Task item
Reproduce the entries that follow exactly, dropping each image.

BEGIN Record excerpts

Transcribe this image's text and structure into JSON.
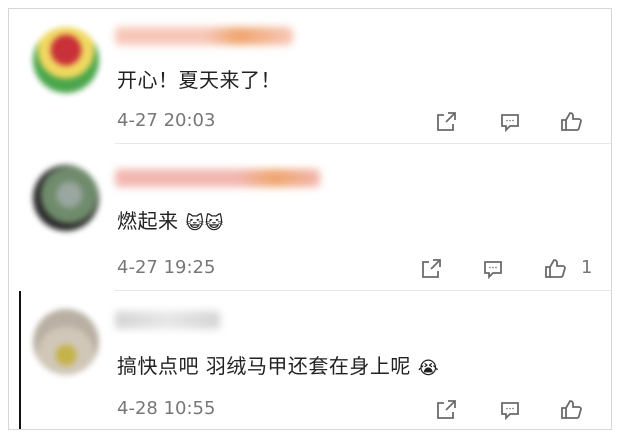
{
  "comments": [
    {
      "avatar_colors": [
        "#c93138",
        "#f0d860",
        "#4aa64c"
      ],
      "name_colors": [
        "#f7c7b9",
        "#f0a56e"
      ],
      "text": "开心！夏天来了！",
      "emoji": "",
      "time": "4-27 20:03",
      "icons": [
        "share-icon",
        "comment-icon",
        "like-icon"
      ],
      "like_count": ""
    },
    {
      "avatar_colors": [
        "#6f8b6b",
        "#9aa6a0",
        "#2a2a2a"
      ],
      "name_colors": [
        "#f2b7b0",
        "#f0a56e"
      ],
      "text": "燃起来",
      "emoji": "😺😺",
      "time": "4-27 19:25",
      "icons": [
        "share-icon",
        "comment-icon",
        "like-icon"
      ],
      "like_count": "1"
    },
    {
      "avatar_colors": [
        "#b9b0a3",
        "#d0c7b8",
        "#c5b34a"
      ],
      "name_colors": [
        "#d4d4d4",
        "#e8e8e8"
      ],
      "text": "搞快点吧 羽绒马甲还套在身上呢",
      "emoji": "😭",
      "time": "4-28 10:55",
      "icons": [
        "share-icon",
        "comment-icon",
        "like-icon"
      ],
      "like_count": ""
    }
  ]
}
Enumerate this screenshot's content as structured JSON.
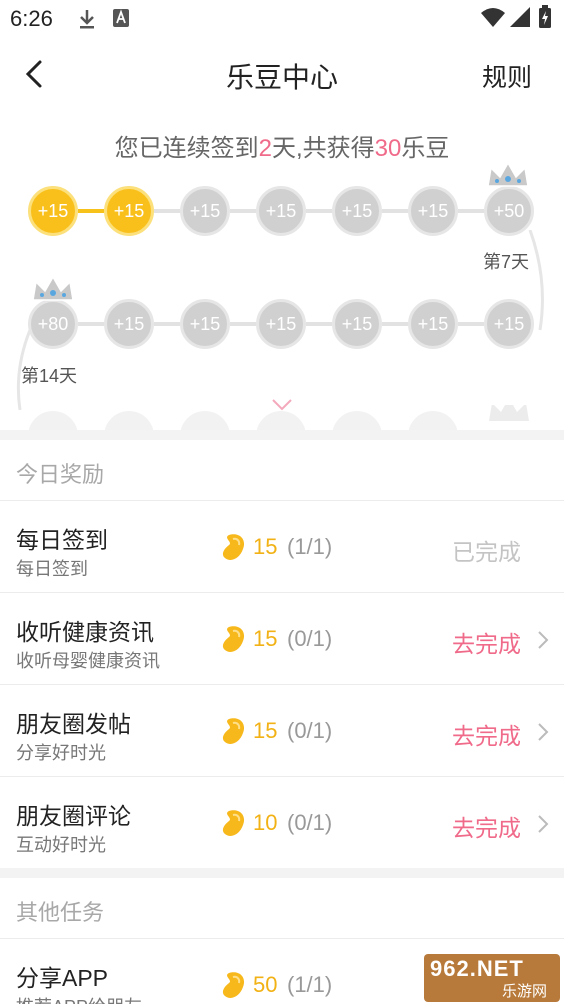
{
  "status_bar": {
    "time": "6:26",
    "icons": [
      "download-icon",
      "a-icon",
      "wifi-icon",
      "signal-icon",
      "battery-icon"
    ]
  },
  "nav": {
    "title": "乐豆中心",
    "rules": "规则"
  },
  "streak": {
    "prefix": "您已连续签到",
    "days": "2",
    "middle": "天,共获得",
    "beans": "30",
    "suffix": "乐豆"
  },
  "checkin": {
    "row1": [
      "+15",
      "+15",
      "+15",
      "+15",
      "+15",
      "+15",
      "+50"
    ],
    "row1_done": 2,
    "row1_label": "第7天",
    "row2": [
      "+80",
      "+15",
      "+15",
      "+15",
      "+15",
      "+15",
      "+15"
    ],
    "row2_label": "第14天"
  },
  "today": {
    "title": "今日奖励",
    "tasks": [
      {
        "name": "每日签到",
        "sub": "每日签到",
        "reward": "15",
        "progress": "(1/1)",
        "action": "已完成"
      },
      {
        "name": "收听健康资讯",
        "sub": "收听母婴健康资讯",
        "reward": "15",
        "progress": "(0/1)",
        "action": "去完成"
      },
      {
        "name": "朋友圈发帖",
        "sub": "分享好时光",
        "reward": "15",
        "progress": "(0/1)",
        "action": "去完成"
      },
      {
        "name": "朋友圈评论",
        "sub": "互动好时光",
        "reward": "10",
        "progress": "(0/1)",
        "action": "去完成"
      }
    ]
  },
  "other": {
    "title": "其他任务",
    "tasks": [
      {
        "name": "分享APP",
        "sub": "推荐APP给朋友",
        "reward": "50",
        "progress": "(1/1)"
      }
    ]
  },
  "watermark": {
    "top": "962.NET",
    "bottom": "乐游网"
  },
  "colors": {
    "accent": "#f06a8a",
    "gold": "#f9c01c",
    "gray_bubble": "#d0d0d0"
  }
}
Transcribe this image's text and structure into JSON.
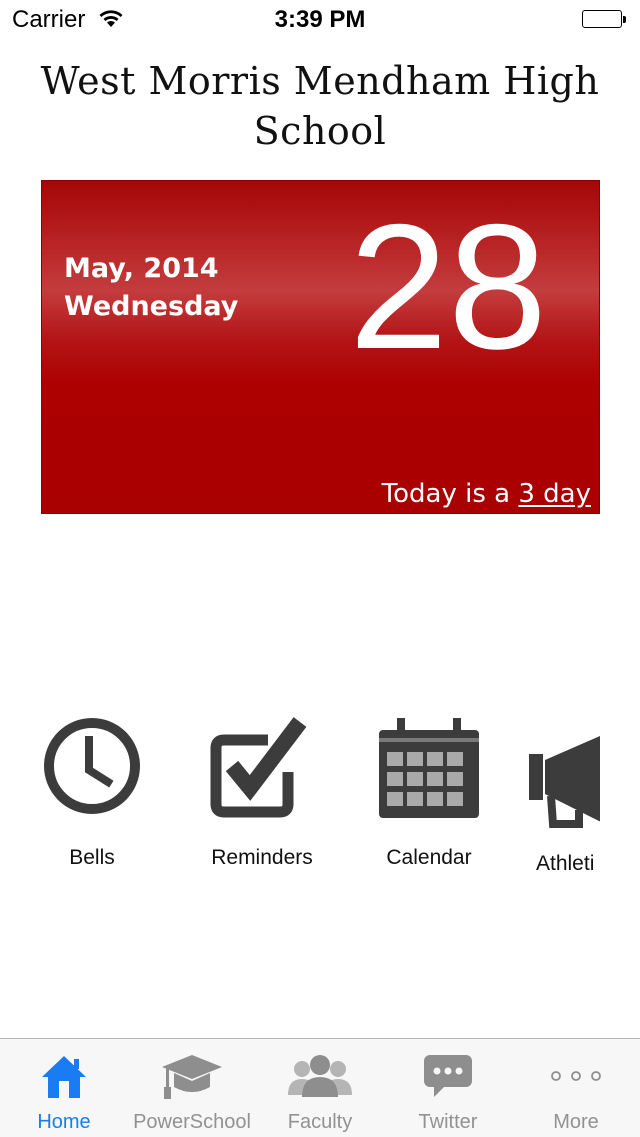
{
  "status_bar": {
    "carrier": "Carrier",
    "time": "3:39 PM",
    "icons": [
      "wifi-icon",
      "battery-icon"
    ]
  },
  "header": {
    "title": "West Morris Mendham High School"
  },
  "date_card": {
    "month_year": "May, 2014",
    "weekday": "Wednesday",
    "day": "28",
    "today_prefix": "Today is a",
    "day_type": "3 day",
    "color": "#ae0001"
  },
  "shortcuts": [
    {
      "label": "Bells",
      "icon": "clock-icon"
    },
    {
      "label": "Reminders",
      "icon": "checkbox-icon"
    },
    {
      "label": "Calendar",
      "icon": "calendar-icon"
    },
    {
      "label": "Athleti",
      "icon": "megaphone-icon"
    }
  ],
  "tab_bar": {
    "active_color": "#1a7cf2",
    "inactive_color": "#929292",
    "tabs": [
      {
        "label": "Home",
        "icon": "home-icon",
        "active": true
      },
      {
        "label": "PowerSchool",
        "icon": "graduation-cap-icon",
        "active": false
      },
      {
        "label": "Faculty",
        "icon": "people-icon",
        "active": false
      },
      {
        "label": "Twitter",
        "icon": "speech-bubble-icon",
        "active": false
      },
      {
        "label": "More",
        "icon": "more-dots-icon",
        "active": false
      }
    ]
  }
}
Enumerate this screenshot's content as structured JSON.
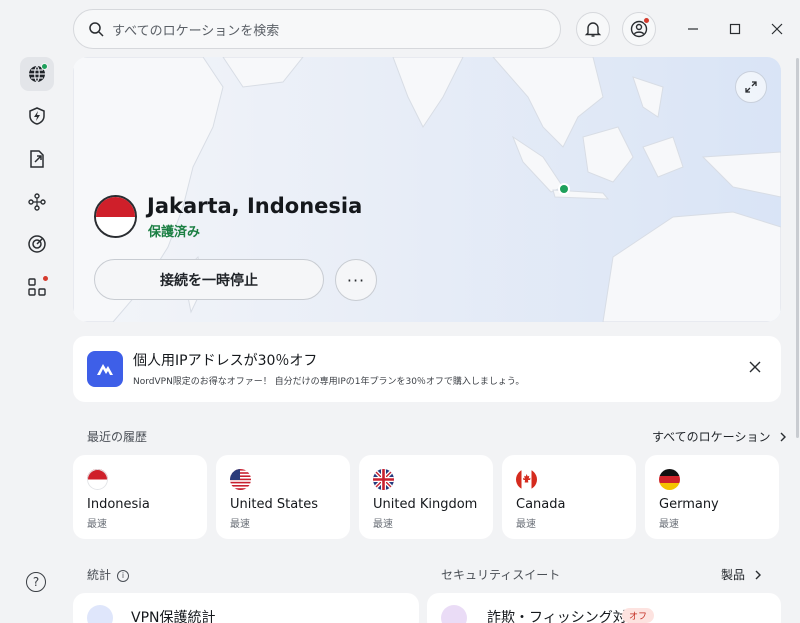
{
  "search": {
    "placeholder": "すべてのロケーションを検索"
  },
  "connection": {
    "location": "Jakarta, Indonesia",
    "status": "保護済み",
    "pause_label": "接続を一時停止",
    "more_label": "···"
  },
  "promo": {
    "title": "個人用IPアドレスが30％オフ",
    "description": "NordVPN限定のお得なオファー！ 自分だけの専用IPの1年プランを30％オフで購入しましょう。"
  },
  "recents": {
    "label": "最近の履歴",
    "all_link": "すべてのロケーション",
    "items": [
      {
        "name": "Indonesia",
        "sub": "最速"
      },
      {
        "name": "United States",
        "sub": "最速"
      },
      {
        "name": "United Kingdom",
        "sub": "最速"
      },
      {
        "name": "Canada",
        "sub": "最速"
      },
      {
        "name": "Germany",
        "sub": "最速"
      }
    ]
  },
  "bottom": {
    "stats_label": "統計",
    "info_glyph": "i",
    "suite_label": "セキュリティスイート",
    "products_link": "製品",
    "vpn_card_text": "VPN保護統計",
    "phishing_card_text": "詐欺・フィッシング対策",
    "off_badge": "オフ"
  },
  "help_glyph": "?",
  "colors": {
    "accent_green": "#1ea05b",
    "notification_red": "#d53b2e",
    "brand_blue": "#3e5fe8"
  }
}
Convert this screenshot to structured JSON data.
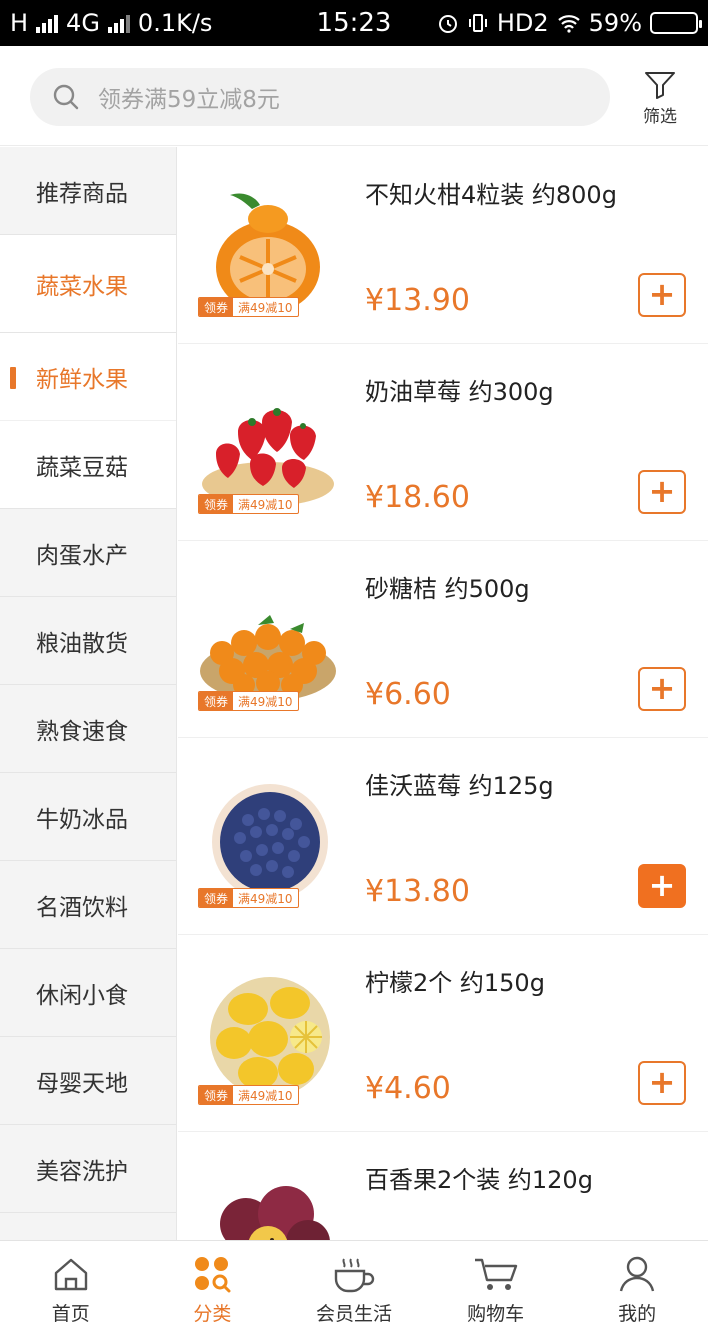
{
  "status_bar": {
    "carrier_signal": "H",
    "network": "4G",
    "speed": "0.1K/s",
    "time": "15:23",
    "hd": "HD2",
    "battery": "59%",
    "battery_level": 0.59
  },
  "search": {
    "placeholder": "领券满59立减8元",
    "filter_label": "筛选"
  },
  "sidebar": {
    "items": [
      {
        "label": "推荐商品"
      },
      {
        "label": "蔬菜水果"
      },
      {
        "label": "新鲜水果"
      },
      {
        "label": "蔬菜豆菇"
      },
      {
        "label": "肉蛋水产"
      },
      {
        "label": "粮油散货"
      },
      {
        "label": "熟食速食"
      },
      {
        "label": "牛奶冰品"
      },
      {
        "label": "名酒饮料"
      },
      {
        "label": "休闲小食"
      },
      {
        "label": "母婴天地"
      },
      {
        "label": "美容洗护"
      }
    ]
  },
  "coupon": {
    "tag": "领券",
    "text": "满49减10"
  },
  "products": [
    {
      "name": "不知火柑4粒装 约800g",
      "price": "¥13.90"
    },
    {
      "name": "奶油草莓 约300g",
      "price": "¥18.60"
    },
    {
      "name": "砂糖桔 约500g",
      "price": "¥6.60"
    },
    {
      "name": "佳沃蓝莓 约125g",
      "price": "¥13.80"
    },
    {
      "name": "柠檬2个 约150g",
      "price": "¥4.60"
    },
    {
      "name": "百香果2个装 约120g",
      "price": ""
    }
  ],
  "add_label": "+",
  "colors": {
    "accent": "#e8772a"
  },
  "tabbar": {
    "items": [
      {
        "label": "首页",
        "icon": "home-icon"
      },
      {
        "label": "分类",
        "icon": "category-icon"
      },
      {
        "label": "会员生活",
        "icon": "coffee-icon"
      },
      {
        "label": "购物车",
        "icon": "cart-icon"
      },
      {
        "label": "我的",
        "icon": "profile-icon"
      }
    ]
  }
}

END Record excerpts

Solved exercise
Transcribe this image's text and structure into JSON.
{
  "comments": [
    {
      "avatar_colors": [
        "#c93138",
        "#f0d860",
        "#4aa64c"
      ],
      "name_colors": [
        "#f7c7b9",
        "#f0a56e"
      ],
      "text": "开心！夏天来了！",
      "emoji": "",
      "time": "4-27 20:03",
      "icons": [
        "share-icon",
        "comment-icon",
        "like-icon"
      ],
      "like_count": ""
    },
    {
      "avatar_colors": [
        "#6f8b6b",
        "#9aa6a0",
        "#2a2a2a"
      ],
      "name_colors": [
        "#f2b7b0",
        "#f0a56e"
      ],
      "text": "燃起来",
      "emoji": "😺😺",
      "time": "4-27 19:25",
      "icons": [
        "share-icon",
        "comment-icon",
        "like-icon"
      ],
      "like_count": "1"
    },
    {
      "avatar_colors": [
        "#b9b0a3",
        "#d0c7b8",
        "#c5b34a"
      ],
      "name_colors": [
        "#d4d4d4",
        "#e8e8e8"
      ],
      "text": "搞快点吧 羽绒马甲还套在身上呢",
      "emoji": "😭",
      "time": "4-28 10:55",
      "icons": [
        "share-icon",
        "comment-icon",
        "like-icon"
      ],
      "like_count": ""
    }
  ]
}
Enumerate this screenshot's content as structured JSON.
{
  "status_bar": {
    "time": "6:26",
    "icons": [
      "download-icon",
      "a-icon",
      "wifi-icon",
      "signal-icon",
      "battery-icon"
    ]
  },
  "nav": {
    "title": "乐豆中心",
    "rules": "规则"
  },
  "streak": {
    "prefix": "您已连续签到",
    "days": "2",
    "middle": "天,共获得",
    "beans": "30",
    "suffix": "乐豆"
  },
  "checkin": {
    "row1": [
      "+15",
      "+15",
      "+15",
      "+15",
      "+15",
      "+15",
      "+50"
    ],
    "row1_done": 2,
    "row1_label": "第7天",
    "row2": [
      "+80",
      "+15",
      "+15",
      "+15",
      "+15",
      "+15",
      "+15"
    ],
    "row2_label": "第14天"
  },
  "today": {
    "title": "今日奖励",
    "tasks": [
      {
        "name": "每日签到",
        "sub": "每日签到",
        "reward": "15",
        "progress": "(1/1)",
        "action": "已完成"
      },
      {
        "name": "收听健康资讯",
        "sub": "收听母婴健康资讯",
        "reward": "15",
        "progress": "(0/1)",
        "action": "去完成"
      },
      {
        "name": "朋友圈发帖",
        "sub": "分享好时光",
        "reward": "15",
        "progress": "(0/1)",
        "action": "去完成"
      },
      {
        "name": "朋友圈评论",
        "sub": "互动好时光",
        "reward": "10",
        "progress": "(0/1)",
        "action": "去完成"
      }
    ]
  },
  "other": {
    "title": "其他任务",
    "tasks": [
      {
        "name": "分享APP",
        "sub": "推荐APP给朋友",
        "reward": "50",
        "progress": "(1/1)"
      }
    ]
  },
  "watermark": {
    "top": "962.NET",
    "bottom": "乐游网"
  },
  "colors": {
    "accent": "#f06a8a",
    "gold": "#f9c01c",
    "gray_bubble": "#d0d0d0"
  }
}
Transcribe this image's text and structure into JSON.
{
  "status_bar": {
    "carrier": "Carrier",
    "time": "3:39 PM",
    "icons": [
      "wifi-icon",
      "battery-icon"
    ]
  },
  "header": {
    "title": "West Morris Mendham High School"
  },
  "date_card": {
    "month_year": "May, 2014",
    "weekday": "Wednesday",
    "day": "28",
    "today_prefix": "Today is a",
    "day_type": "3 day",
    "color": "#ae0001"
  },
  "shortcuts": [
    {
      "label": "Bells",
      "icon": "clock-icon"
    },
    {
      "label": "Reminders",
      "icon": "checkbox-icon"
    },
    {
      "label": "Calendar",
      "icon": "calendar-icon"
    },
    {
      "label": "Athleti",
      "icon": "megaphone-icon"
    }
  ],
  "tab_bar": {
    "active_color": "#1a7cf2",
    "inactive_color": "#929292",
    "tabs": [
      {
        "label": "Home",
        "icon": "home-icon",
        "active": true
      },
      {
        "label": "PowerSchool",
        "icon": "graduation-cap-icon",
        "active": false
      },
      {
        "label": "Faculty",
        "icon": "people-icon",
        "active": false
      },
      {
        "label": "Twitter",
        "icon": "speech-bubble-icon",
        "active": false
      },
      {
        "label": "More",
        "icon": "more-dots-icon",
        "active": false
      }
    ]
  }
}
Enumerate this screenshot's content as structured JSON.
{
  "search": {
    "placeholder": "すべてのロケーションを検索"
  },
  "connection": {
    "location": "Jakarta, Indonesia",
    "status": "保護済み",
    "pause_label": "接続を一時停止",
    "more_label": "···"
  },
  "promo": {
    "title": "個人用IPアドレスが30％オフ",
    "description": "NordVPN限定のお得なオファー！ 自分だけの専用IPの1年プランを30％オフで購入しましょう。"
  },
  "recents": {
    "label": "最近の履歴",
    "all_link": "すべてのロケーション",
    "items": [
      {
        "name": "Indonesia",
        "sub": "最速"
      },
      {
        "name": "United States",
        "sub": "最速"
      },
      {
        "name": "United Kingdom",
        "sub": "最速"
      },
      {
        "name": "Canada",
        "sub": "最速"
      },
      {
        "name": "Germany",
        "sub": "最速"
      }
    ]
  },
  "bottom": {
    "stats_label": "統計",
    "info_glyph": "i",
    "suite_label": "セキュリティスイート",
    "products_link": "製品",
    "vpn_card_text": "VPN保護統計",
    "phishing_card_text": "詐欺・フィッシング対策",
    "off_badge": "オフ"
  },
  "help_glyph": "?",
  "colors": {
    "accent_green": "#1ea05b",
    "notification_red": "#d53b2e",
    "brand_blue": "#3e5fe8"
  }
}
Convert this screenshot to structured JSON data.
{
  "status_bar": {
    "carrier_signal": "H",
    "network": "4G",
    "speed": "0.1K/s",
    "time": "15:23",
    "hd": "HD2",
    "battery": "59%",
    "battery_level": 0.59
  },
  "search": {
    "placeholder": "领券满59立减8元",
    "filter_label": "筛选"
  },
  "sidebar": {
    "items": [
      {
        "label": "推荐商品"
      },
      {
        "label": "蔬菜水果"
      },
      {
        "label": "新鲜水果"
      },
      {
        "label": "蔬菜豆菇"
      },
      {
        "label": "肉蛋水产"
      },
      {
        "label": "粮油散货"
      },
      {
        "label": "熟食速食"
      },
      {
        "label": "牛奶冰品"
      },
      {
        "label": "名酒饮料"
      },
      {
        "label": "休闲小食"
      },
      {
        "label": "母婴天地"
      },
      {
        "label": "美容洗护"
      }
    ]
  },
  "coupon": {
    "tag": "领券",
    "text": "满49减10"
  },
  "products": [
    {
      "name": "不知火柑4粒装 约800g",
      "price": "¥13.90"
    },
    {
      "name": "奶油草莓 约300g",
      "price": "¥18.60"
    },
    {
      "name": "砂糖桔 约500g",
      "price": "¥6.60"
    },
    {
      "name": "佳沃蓝莓 约125g",
      "price": "¥13.80"
    },
    {
      "name": "柠檬2个 约150g",
      "price": "¥4.60"
    },
    {
      "name": "百香果2个装 约120g",
      "price": ""
    }
  ],
  "add_label": "+",
  "colors": {
    "accent": "#e8772a"
  },
  "tabbar": {
    "items": [
      {
        "label": "首页",
        "icon": "home-icon"
      },
      {
        "label": "分类",
        "icon": "category-icon"
      },
      {
        "label": "会员生活",
        "icon": "coffee-icon"
      },
      {
        "label": "购物车",
        "icon": "cart-icon"
      },
      {
        "label": "我的",
        "icon": "profile-icon"
      }
    ]
  }
}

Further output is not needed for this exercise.